## Description of the task
Word for word, set down the entries below.

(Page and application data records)
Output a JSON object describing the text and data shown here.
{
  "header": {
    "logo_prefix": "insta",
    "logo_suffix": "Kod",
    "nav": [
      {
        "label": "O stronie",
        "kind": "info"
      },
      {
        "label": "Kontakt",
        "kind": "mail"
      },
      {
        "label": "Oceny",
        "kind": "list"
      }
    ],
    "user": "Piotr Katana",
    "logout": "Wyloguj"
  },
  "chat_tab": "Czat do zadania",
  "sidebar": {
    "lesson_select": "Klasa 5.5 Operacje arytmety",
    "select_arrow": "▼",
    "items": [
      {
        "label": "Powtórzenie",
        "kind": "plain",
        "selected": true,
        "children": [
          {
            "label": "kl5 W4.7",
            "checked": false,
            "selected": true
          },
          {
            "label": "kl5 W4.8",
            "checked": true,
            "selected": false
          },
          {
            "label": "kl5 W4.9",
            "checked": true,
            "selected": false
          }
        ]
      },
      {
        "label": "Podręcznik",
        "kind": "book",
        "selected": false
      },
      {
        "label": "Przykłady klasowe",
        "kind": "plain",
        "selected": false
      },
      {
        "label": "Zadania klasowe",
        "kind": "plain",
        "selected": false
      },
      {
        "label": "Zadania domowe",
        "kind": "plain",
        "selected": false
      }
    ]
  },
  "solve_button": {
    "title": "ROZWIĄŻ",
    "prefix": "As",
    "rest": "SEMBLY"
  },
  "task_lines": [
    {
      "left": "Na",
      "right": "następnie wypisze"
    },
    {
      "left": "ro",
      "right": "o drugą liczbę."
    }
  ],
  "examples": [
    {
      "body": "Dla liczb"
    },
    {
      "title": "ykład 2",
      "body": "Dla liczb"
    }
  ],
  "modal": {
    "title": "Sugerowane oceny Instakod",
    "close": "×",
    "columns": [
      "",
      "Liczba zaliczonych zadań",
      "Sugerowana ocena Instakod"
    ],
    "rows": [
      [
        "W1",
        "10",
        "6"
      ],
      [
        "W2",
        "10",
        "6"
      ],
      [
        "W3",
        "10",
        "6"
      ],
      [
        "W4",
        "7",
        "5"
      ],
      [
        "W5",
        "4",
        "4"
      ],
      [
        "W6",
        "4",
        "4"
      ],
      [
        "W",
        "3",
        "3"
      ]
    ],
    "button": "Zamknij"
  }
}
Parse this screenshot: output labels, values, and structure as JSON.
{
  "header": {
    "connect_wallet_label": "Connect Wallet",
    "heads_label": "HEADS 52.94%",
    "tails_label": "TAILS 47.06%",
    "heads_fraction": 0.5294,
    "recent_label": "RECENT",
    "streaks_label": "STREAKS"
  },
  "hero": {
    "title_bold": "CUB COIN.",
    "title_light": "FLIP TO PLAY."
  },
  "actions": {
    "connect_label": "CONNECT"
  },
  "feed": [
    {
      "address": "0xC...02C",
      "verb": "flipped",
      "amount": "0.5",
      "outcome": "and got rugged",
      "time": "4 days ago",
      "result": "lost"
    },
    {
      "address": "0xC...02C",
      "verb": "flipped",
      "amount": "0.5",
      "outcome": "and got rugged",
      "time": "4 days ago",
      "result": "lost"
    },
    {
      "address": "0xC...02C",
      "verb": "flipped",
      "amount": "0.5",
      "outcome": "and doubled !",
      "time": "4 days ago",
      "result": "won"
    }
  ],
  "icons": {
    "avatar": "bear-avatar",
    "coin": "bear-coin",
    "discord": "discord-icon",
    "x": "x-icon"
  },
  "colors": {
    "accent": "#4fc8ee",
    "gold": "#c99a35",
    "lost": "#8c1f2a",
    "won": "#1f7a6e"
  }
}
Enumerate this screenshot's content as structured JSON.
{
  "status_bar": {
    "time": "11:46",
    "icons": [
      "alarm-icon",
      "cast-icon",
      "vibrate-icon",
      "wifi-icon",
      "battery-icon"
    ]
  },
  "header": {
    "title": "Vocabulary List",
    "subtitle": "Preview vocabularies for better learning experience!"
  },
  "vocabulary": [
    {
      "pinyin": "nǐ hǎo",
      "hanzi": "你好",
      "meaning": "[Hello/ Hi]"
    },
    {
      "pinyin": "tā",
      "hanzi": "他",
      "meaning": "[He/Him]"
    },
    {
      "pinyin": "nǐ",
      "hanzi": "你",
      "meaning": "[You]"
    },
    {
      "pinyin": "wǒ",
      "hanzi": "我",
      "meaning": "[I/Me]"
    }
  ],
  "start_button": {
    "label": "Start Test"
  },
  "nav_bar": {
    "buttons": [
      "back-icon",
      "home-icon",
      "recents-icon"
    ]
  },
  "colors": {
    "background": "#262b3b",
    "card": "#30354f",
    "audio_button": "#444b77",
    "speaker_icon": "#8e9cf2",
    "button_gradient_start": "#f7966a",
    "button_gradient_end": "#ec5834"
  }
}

## Answer
Output a JSON object describing the text and data shown here.
{
  "header": {
    "logo_prefix": "insta",
    "logo_suffix": "Kod",
    "nav": [
      {
        "label": "O stronie",
        "kind": "info"
      },
      {
        "label": "Kontakt",
        "kind": "mail"
      },
      {
        "label": "Oceny",
        "kind": "list"
      }
    ],
    "user": "Piotr Katana",
    "logout": "Wyloguj"
  },
  "chat_tab": "Czat do zadania",
  "sidebar": {
    "lesson_select": "Klasa 5.5 Operacje arytmety",
    "select_arrow": "▼",
    "items": [
      {
        "label": "Powtórzenie",
        "kind": "plain",
        "selected": true,
        "children": [
          {
            "label": "kl5 W4.7",
            "checked": false,
            "selected": true
          },
          {
            "label": "kl5 W4.8",
            "checked": true,
            "selected": false
          },
          {
            "label": "kl5 W4.9",
            "checked": true,
            "selected": false
          }
        ]
      },
      {
        "label": "Podręcznik",
        "kind": "book",
        "selected": false
      },
      {
        "label": "Przykłady klasowe",
        "kind": "plain",
        "selected": false
      },
      {
        "label": "Zadania klasowe",
        "kind": "plain",
        "selected": false
      },
      {
        "label": "Zadania domowe",
        "kind": "plain",
        "selected": false
      }
    ]
  },
  "solve_button": {
    "title": "ROZWIĄŻ",
    "prefix": "As",
    "rest": "SEMBLY"
  },
  "task_lines": [
    {
      "left": "Na",
      "right": "następnie wypisze"
    },
    {
      "left": "ro",
      "right": "o drugą liczbę."
    }
  ],
  "examples": [
    {
      "body": "Dla liczb"
    },
    {
      "title": "ykład 2",
      "body": "Dla liczb"
    }
  ],
  "modal": {
    "title": "Sugerowane oceny Instakod",
    "close": "×",
    "columns": [
      "",
      "Liczba zaliczonych zadań",
      "Sugerowana ocena Instakod"
    ],
    "rows": [
      [
        "W1",
        "10",
        "6"
      ],
      [
        "W2",
        "10",
        "6"
      ],
      [
        "W3",
        "10",
        "6"
      ],
      [
        "W4",
        "7",
        "5"
      ],
      [
        "W5",
        "4",
        "4"
      ],
      [
        "W6",
        "4",
        "4"
      ],
      [
        "W",
        "3",
        "3"
      ]
    ],
    "button": "Zamknij"
  }
}
Parse this screenshot: output labels, values, and structure as JSON.
{
  "header": {
    "connect_wallet_label": "Connect Wallet",
    "heads_label": "HEADS 52.94%",
    "tails_label": "TAILS 47.06%",
    "heads_fraction": 0.5294,
    "recent_label": "RECENT",
    "streaks_label": "STREAKS"
  },
  "hero": {
    "title_bold": "CUB COIN.",
    "title_light": "FLIP TO PLAY."
  },
  "actions": {
    "connect_label": "CONNECT"
  },
  "feed": [
    {
      "address": "0xC...02C",
      "verb": "flipped",
      "amount": "0.5",
      "outcome": "and got rugged",
      "time": "4 days ago",
      "result": "lost"
    },
    {
      "address": "0xC...02C",
      "verb": "flipped",
      "amount": "0.5",
      "outcome": "and got rugged",
      "time": "4 days ago",
      "result": "lost"
    },
    {
      "address": "0xC...02C",
      "verb": "flipped",
      "amount": "0.5",
      "outcome": "and doubled !",
      "time": "4 days ago",
      "result": "won"
    }
  ],
  "icons": {
    "avatar": "bear-avatar",
    "coin": "bear-coin",
    "discord": "discord-icon",
    "x": "x-icon"
  },
  "colors": {
    "accent": "#4fc8ee",
    "gold": "#c99a35",
    "lost": "#8c1f2a",
    "won": "#1f7a6e"
  }
}
Enumerate this screenshot's content as structured JSON.
{
  "status_bar": {
    "time": "11:46",
    "icons": [
      "alarm-icon",
      "cast-icon",
      "vibrate-icon",
      "wifi-icon",
      "battery-icon"
    ]
  },
  "header": {
    "title": "Vocabulary List",
    "subtitle": "Preview vocabularies for better learning experience!"
  },
  "vocabulary": [
    {
      "pinyin": "nǐ hǎo",
      "hanzi": "你好",
      "meaning": "[Hello/ Hi]"
    },
    {
      "pinyin": "tā",
      "hanzi": "他",
      "meaning": "[He/Him]"
    },
    {
      "pinyin": "nǐ",
      "hanzi": "你",
      "meaning": "[You]"
    },
    {
      "pinyin": "wǒ",
      "hanzi": "我",
      "meaning": "[I/Me]"
    }
  ],
  "start_button": {
    "label": "Start Test"
  },
  "nav_bar": {
    "buttons": [
      "back-icon",
      "home-icon",
      "recents-icon"
    ]
  },
  "colors": {
    "background": "#262b3b",
    "card": "#30354f",
    "audio_button": "#444b77",
    "speaker_icon": "#8e9cf2",
    "button_gradient_start": "#f7966a",
    "button_gradient_end": "#ec5834"
  }
}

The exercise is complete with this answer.